What is expected:
Provide the number of lines in the records that hold the string "prefix", without any other words.

Data for analysis:
◇ ◇ ◇ ◇ ◇

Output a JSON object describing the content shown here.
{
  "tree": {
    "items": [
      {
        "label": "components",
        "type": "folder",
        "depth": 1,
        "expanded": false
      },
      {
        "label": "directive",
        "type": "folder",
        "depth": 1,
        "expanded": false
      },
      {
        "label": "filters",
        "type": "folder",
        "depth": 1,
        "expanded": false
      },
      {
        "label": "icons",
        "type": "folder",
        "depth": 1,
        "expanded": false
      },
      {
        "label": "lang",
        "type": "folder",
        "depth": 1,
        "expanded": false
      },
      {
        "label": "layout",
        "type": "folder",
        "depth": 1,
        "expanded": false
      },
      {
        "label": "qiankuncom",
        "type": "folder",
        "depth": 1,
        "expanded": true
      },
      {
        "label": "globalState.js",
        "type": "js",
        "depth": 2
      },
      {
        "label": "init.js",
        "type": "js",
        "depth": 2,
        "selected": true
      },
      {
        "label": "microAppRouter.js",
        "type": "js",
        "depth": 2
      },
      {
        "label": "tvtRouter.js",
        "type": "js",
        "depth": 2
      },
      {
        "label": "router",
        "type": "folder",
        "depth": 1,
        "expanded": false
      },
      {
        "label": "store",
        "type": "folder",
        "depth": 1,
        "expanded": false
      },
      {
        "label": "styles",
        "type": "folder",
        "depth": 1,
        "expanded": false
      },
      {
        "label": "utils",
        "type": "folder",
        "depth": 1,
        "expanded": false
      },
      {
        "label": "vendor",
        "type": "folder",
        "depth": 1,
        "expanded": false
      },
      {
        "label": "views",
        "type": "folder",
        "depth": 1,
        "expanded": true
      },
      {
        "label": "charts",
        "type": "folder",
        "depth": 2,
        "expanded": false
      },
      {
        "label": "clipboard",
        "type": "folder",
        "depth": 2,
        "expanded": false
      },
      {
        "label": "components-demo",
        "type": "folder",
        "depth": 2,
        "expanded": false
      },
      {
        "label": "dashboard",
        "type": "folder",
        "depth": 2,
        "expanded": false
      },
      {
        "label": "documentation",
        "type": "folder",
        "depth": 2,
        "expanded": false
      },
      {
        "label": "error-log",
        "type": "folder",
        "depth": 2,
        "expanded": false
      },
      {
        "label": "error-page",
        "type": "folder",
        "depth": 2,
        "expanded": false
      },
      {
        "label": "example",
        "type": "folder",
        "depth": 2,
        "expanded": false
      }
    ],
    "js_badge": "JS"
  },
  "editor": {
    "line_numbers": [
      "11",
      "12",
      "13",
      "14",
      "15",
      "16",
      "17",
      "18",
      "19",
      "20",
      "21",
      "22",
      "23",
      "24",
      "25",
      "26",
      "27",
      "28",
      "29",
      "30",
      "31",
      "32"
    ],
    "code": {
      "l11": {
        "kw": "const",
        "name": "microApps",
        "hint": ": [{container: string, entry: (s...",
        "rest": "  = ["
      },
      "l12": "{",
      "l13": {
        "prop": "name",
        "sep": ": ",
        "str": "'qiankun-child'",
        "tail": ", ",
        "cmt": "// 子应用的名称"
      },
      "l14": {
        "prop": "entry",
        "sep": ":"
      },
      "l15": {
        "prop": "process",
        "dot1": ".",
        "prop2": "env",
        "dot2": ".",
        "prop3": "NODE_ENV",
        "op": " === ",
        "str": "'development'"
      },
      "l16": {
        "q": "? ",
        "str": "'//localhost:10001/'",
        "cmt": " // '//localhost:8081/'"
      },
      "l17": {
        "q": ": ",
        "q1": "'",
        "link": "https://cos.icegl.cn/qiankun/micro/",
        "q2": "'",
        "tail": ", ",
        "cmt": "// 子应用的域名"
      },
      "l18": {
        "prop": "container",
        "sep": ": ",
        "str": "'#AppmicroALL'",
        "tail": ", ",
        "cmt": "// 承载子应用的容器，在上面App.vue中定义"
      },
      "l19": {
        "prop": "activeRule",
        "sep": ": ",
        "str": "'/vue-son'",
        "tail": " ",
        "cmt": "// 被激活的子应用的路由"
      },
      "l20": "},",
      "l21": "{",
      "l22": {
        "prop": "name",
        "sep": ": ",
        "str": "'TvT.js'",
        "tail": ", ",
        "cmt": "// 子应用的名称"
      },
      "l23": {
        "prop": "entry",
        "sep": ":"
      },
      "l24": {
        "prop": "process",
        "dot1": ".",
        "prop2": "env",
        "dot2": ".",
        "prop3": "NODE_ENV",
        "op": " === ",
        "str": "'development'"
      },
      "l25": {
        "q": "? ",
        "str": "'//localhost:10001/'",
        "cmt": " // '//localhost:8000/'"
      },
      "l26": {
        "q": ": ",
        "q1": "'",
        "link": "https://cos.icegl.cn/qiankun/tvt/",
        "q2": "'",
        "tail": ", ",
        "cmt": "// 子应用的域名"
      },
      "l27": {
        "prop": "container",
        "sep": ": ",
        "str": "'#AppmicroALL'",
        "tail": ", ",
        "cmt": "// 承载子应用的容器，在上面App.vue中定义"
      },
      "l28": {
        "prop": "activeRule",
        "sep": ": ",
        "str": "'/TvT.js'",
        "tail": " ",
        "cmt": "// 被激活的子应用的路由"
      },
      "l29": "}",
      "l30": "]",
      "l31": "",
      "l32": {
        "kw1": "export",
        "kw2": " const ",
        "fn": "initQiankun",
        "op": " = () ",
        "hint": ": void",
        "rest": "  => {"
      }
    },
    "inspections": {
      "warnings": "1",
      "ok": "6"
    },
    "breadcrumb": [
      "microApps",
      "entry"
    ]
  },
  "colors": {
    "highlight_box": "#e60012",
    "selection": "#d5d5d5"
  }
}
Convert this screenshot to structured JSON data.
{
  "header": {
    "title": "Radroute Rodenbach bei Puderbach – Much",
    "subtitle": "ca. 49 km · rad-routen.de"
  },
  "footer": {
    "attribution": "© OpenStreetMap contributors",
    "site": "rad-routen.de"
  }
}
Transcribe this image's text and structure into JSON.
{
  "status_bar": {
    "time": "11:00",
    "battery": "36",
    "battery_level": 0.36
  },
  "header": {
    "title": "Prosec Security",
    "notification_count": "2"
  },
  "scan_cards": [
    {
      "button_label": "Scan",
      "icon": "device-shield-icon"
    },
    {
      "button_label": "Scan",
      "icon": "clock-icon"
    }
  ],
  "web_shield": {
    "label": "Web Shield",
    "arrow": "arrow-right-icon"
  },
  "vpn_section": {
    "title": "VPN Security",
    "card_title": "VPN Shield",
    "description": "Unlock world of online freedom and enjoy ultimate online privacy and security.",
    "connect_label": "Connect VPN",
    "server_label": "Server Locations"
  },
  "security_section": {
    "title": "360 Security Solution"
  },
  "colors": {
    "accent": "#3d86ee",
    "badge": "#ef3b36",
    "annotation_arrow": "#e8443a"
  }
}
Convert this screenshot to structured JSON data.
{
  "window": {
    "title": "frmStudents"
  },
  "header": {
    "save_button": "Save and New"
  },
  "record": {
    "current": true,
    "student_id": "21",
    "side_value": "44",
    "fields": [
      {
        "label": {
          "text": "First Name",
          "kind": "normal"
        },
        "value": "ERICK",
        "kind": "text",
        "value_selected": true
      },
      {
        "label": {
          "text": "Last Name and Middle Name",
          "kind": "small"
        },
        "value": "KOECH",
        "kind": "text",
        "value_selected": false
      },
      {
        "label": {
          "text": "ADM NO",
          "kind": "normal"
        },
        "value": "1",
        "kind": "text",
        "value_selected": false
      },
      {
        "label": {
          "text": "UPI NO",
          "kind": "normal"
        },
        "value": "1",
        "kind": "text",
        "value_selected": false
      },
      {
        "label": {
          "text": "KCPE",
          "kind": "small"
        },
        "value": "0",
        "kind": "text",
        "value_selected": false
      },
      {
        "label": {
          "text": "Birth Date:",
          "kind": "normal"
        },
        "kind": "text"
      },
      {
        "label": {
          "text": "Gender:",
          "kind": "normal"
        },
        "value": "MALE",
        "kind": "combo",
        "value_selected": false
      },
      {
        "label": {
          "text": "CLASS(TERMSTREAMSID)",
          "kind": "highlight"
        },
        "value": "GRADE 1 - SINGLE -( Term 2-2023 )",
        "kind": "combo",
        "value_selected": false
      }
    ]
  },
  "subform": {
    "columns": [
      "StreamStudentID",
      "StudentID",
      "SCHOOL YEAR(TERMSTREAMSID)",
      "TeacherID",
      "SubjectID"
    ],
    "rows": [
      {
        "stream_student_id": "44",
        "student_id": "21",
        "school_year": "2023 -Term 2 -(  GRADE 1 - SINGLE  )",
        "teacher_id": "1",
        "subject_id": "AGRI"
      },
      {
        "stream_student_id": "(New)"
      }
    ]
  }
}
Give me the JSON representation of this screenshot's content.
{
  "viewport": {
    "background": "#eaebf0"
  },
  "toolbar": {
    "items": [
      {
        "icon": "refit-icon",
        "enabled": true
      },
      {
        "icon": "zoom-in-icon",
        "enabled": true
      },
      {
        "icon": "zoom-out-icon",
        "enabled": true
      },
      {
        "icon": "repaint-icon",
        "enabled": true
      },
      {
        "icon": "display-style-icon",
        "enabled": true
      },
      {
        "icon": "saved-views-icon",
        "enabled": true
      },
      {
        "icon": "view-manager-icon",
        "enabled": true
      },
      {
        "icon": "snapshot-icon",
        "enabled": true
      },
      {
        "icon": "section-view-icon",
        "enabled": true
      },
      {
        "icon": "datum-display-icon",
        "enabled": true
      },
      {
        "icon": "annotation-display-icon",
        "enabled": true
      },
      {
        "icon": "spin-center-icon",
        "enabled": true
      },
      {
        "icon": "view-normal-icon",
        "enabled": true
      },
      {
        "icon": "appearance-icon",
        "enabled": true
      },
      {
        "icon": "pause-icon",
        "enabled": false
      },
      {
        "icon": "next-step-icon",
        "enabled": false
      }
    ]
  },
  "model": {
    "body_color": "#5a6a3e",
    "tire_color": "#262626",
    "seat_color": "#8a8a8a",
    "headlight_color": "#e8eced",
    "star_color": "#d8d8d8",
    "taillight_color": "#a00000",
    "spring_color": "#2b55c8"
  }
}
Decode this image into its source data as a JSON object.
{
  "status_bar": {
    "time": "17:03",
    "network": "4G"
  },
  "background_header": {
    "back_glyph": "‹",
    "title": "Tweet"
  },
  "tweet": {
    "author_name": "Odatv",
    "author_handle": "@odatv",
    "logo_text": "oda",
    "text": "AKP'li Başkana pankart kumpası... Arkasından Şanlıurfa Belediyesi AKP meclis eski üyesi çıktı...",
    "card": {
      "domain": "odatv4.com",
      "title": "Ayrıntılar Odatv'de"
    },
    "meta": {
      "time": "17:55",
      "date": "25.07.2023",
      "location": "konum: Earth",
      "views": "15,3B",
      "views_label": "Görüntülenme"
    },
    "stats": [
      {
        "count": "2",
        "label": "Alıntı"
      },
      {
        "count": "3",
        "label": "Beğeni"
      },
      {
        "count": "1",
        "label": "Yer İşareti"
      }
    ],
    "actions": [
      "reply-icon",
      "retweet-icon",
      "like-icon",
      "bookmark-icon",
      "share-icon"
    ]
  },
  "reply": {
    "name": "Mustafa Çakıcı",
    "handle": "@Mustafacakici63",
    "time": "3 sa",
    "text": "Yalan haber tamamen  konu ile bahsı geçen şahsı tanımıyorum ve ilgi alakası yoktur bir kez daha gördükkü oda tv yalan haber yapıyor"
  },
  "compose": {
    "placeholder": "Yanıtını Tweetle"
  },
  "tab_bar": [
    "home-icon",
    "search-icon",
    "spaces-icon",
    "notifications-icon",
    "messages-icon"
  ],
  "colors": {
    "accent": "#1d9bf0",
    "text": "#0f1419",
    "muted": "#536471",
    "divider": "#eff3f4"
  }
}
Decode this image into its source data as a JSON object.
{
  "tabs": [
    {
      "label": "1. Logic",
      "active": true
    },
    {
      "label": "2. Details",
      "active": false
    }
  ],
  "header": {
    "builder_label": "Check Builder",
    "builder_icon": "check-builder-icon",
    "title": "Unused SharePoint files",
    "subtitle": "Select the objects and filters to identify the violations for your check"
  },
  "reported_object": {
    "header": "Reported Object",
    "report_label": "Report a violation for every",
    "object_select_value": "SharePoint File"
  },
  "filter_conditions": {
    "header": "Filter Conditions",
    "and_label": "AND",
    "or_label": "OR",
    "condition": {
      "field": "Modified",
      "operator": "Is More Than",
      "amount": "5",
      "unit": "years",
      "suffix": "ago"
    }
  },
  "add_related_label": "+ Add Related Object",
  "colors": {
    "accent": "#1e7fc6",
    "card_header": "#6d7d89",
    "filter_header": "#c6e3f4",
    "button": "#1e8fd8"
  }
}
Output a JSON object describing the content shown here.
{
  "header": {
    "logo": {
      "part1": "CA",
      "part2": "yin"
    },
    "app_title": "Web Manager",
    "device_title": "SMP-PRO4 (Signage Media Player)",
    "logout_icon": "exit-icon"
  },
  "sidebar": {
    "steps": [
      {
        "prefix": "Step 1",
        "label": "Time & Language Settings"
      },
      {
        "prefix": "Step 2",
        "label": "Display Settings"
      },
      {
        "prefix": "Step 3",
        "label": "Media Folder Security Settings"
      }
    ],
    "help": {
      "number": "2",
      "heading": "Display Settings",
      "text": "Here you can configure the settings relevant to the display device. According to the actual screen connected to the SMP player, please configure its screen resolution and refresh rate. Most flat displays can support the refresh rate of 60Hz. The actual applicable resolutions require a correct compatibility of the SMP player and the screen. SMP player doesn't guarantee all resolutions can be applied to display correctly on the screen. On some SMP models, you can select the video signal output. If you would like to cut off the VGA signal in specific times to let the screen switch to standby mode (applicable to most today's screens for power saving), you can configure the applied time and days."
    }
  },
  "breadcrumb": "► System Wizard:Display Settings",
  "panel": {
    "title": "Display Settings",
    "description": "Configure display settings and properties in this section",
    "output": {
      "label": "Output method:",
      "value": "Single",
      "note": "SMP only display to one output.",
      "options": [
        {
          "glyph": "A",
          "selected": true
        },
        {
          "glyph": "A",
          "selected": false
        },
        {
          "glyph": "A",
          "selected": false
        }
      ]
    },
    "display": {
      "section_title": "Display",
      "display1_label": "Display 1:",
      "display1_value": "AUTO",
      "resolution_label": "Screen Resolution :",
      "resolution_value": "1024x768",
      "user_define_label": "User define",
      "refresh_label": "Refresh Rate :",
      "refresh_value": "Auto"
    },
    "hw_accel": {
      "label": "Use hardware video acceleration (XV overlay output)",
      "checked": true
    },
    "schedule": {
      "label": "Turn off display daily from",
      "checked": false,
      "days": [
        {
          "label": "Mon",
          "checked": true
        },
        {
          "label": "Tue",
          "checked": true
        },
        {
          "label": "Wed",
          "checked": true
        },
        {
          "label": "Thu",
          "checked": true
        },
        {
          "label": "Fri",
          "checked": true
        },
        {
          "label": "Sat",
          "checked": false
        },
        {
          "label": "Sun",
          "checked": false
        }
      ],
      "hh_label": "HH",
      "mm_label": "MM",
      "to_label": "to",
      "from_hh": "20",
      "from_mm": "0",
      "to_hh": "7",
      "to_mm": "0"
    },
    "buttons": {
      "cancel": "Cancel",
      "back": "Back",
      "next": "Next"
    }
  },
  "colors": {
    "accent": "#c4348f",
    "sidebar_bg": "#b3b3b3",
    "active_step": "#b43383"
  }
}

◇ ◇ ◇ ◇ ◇

The completed task:
3